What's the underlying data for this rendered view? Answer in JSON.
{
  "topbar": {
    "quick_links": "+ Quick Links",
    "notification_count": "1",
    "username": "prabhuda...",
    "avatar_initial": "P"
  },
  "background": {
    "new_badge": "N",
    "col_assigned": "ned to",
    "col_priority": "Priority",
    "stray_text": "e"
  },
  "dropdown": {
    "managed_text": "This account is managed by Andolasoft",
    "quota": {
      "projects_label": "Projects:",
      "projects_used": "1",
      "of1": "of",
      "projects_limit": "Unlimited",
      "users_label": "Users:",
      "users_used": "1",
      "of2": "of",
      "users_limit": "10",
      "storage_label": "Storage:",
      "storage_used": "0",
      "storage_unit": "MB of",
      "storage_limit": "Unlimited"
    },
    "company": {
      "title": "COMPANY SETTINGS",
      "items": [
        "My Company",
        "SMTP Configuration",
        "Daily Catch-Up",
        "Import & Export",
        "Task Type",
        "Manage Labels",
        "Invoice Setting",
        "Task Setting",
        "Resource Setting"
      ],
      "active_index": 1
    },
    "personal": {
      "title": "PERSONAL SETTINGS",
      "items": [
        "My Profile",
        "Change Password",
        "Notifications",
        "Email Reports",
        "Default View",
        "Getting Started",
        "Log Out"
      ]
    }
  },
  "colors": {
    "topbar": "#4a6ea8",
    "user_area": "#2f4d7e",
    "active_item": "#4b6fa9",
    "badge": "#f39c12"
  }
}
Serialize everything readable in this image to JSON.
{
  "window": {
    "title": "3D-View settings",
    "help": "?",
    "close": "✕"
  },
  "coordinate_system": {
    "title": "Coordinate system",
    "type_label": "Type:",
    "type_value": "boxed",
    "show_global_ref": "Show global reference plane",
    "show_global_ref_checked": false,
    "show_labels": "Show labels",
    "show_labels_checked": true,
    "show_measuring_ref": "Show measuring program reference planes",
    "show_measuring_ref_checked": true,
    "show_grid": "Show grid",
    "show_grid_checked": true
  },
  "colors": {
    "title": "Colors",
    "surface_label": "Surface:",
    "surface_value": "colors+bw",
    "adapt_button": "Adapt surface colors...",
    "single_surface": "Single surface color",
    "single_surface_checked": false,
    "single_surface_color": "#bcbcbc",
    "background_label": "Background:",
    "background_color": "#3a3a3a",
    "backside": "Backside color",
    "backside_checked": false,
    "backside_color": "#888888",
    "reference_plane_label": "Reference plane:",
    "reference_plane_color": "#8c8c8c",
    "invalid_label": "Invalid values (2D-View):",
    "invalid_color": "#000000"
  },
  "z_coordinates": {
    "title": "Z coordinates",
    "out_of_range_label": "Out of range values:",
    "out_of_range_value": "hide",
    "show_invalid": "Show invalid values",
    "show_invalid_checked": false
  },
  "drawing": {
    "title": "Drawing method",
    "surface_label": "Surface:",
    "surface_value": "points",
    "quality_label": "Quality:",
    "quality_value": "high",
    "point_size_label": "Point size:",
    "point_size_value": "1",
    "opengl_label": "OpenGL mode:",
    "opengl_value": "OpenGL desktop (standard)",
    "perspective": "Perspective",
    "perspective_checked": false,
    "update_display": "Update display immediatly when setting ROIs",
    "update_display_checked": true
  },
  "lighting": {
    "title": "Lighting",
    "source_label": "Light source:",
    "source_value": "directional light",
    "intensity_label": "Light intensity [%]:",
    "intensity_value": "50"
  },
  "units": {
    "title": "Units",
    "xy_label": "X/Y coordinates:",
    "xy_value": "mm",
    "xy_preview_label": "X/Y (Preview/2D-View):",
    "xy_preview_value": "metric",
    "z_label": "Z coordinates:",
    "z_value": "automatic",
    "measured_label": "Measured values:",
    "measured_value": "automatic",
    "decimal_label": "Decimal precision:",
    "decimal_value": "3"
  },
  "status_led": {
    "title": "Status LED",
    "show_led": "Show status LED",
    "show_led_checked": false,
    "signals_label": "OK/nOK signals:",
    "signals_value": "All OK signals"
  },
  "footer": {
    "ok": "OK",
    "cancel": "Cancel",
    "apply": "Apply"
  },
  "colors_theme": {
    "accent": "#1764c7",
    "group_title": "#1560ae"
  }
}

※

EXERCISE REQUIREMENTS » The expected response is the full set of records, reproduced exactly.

SOLUTION »
What's the underlying data for this rendered view? Answer in JSON.
{
  "topbar": {
    "quick_links": "+ Quick Links",
    "notification_count": "1",
    "username": "prabhuda...",
    "avatar_initial": "P"
  },
  "background": {
    "new_badge": "N",
    "col_assigned": "ned to",
    "col_priority": "Priority",
    "stray_text": "e"
  },
  "dropdown": {
    "managed_text": "This account is managed by Andolasoft",
    "quota": {
      "projects_label": "Projects:",
      "projects_used": "1",
      "of1": "of",
      "projects_limit": "Unlimited",
      "users_label": "Users:",
      "users_used": "1",
      "of2": "of",
      "users_limit": "10",
      "storage_label": "Storage:",
      "storage_used": "0",
      "storage_unit": "MB of",
      "storage_limit": "Unlimited"
    },
    "company": {
      "title": "COMPANY SETTINGS",
      "items": [
        "My Company",
        "SMTP Configuration",
        "Daily Catch-Up",
        "Import & Export",
        "Task Type",
        "Manage Labels",
        "Invoice Setting",
        "Task Setting",
        "Resource Setting"
      ],
      "active_index": 1
    },
    "personal": {
      "title": "PERSONAL SETTINGS",
      "items": [
        "My Profile",
        "Change Password",
        "Notifications",
        "Email Reports",
        "Default View",
        "Getting Started",
        "Log Out"
      ]
    }
  },
  "colors": {
    "topbar": "#4a6ea8",
    "user_area": "#2f4d7e",
    "active_item": "#4b6fa9",
    "badge": "#f39c12"
  }
}
Serialize everything readable in this image to JSON.
{
  "window": {
    "title": "3D-View settings",
    "help": "?",
    "close": "✕"
  },
  "coordinate_system": {
    "title": "Coordinate system",
    "type_label": "Type:",
    "type_value": "boxed",
    "show_global_ref": "Show global reference plane",
    "show_global_ref_checked": false,
    "show_labels": "Show labels",
    "show_labels_checked": true,
    "show_measuring_ref": "Show measuring program reference planes",
    "show_measuring_ref_checked": true,
    "show_grid": "Show grid",
    "show_grid_checked": true
  },
  "colors": {
    "title": "Colors",
    "surface_label": "Surface:",
    "surface_value": "colors+bw",
    "adapt_button": "Adapt surface colors...",
    "single_surface": "Single surface color",
    "single_surface_checked": false,
    "single_surface_color": "#bcbcbc",
    "background_label": "Background:",
    "background_color": "#3a3a3a",
    "backside": "Backside color",
    "backside_checked": false,
    "backside_color": "#888888",
    "reference_plane_label": "Reference plane:",
    "reference_plane_color": "#8c8c8c",
    "invalid_label": "Invalid values (2D-View):",
    "invalid_color": "#000000"
  },
  "z_coordinates": {
    "title": "Z coordinates",
    "out_of_range_label": "Out of range values:",
    "out_of_range_value": "hide",
    "show_invalid": "Show invalid values",
    "show_invalid_checked": false
  },
  "drawing": {
    "title": "Drawing method",
    "surface_label": "Surface:",
    "surface_value": "points",
    "quality_label": "Quality:",
    "quality_value": "high",
    "point_size_label": "Point size:",
    "point_size_value": "1",
    "opengl_label": "OpenGL mode:",
    "opengl_value": "OpenGL desktop (standard)",
    "perspective": "Perspective",
    "perspective_checked": false,
    "update_display": "Update display immediatly when setting ROIs",
    "update_display_checked": true
  },
  "lighting": {
    "title": "Lighting",
    "source_label": "Light source:",
    "source_value": "directional light",
    "intensity_label": "Light intensity [%]:",
    "intensity_value": "50"
  },
  "units": {
    "title": "Units",
    "xy_label": "X/Y coordinates:",
    "xy_value": "mm",
    "xy_preview_label": "X/Y (Preview/2D-View):",
    "xy_preview_value": "metric",
    "z_label": "Z coordinates:",
    "z_value": "automatic",
    "measured_label": "Measured values:",
    "measured_value": "automatic",
    "decimal_label": "Decimal precision:",
    "decimal_value": "3"
  },
  "status_led": {
    "title": "Status LED",
    "show_led": "Show status LED",
    "show_led_checked": false,
    "signals_label": "OK/nOK signals:",
    "signals_value": "All OK signals"
  },
  "footer": {
    "ok": "OK",
    "cancel": "Cancel",
    "apply": "Apply"
  },
  "colors_theme": {
    "accent": "#1764c7",
    "group_title": "#1560ae"
  }
}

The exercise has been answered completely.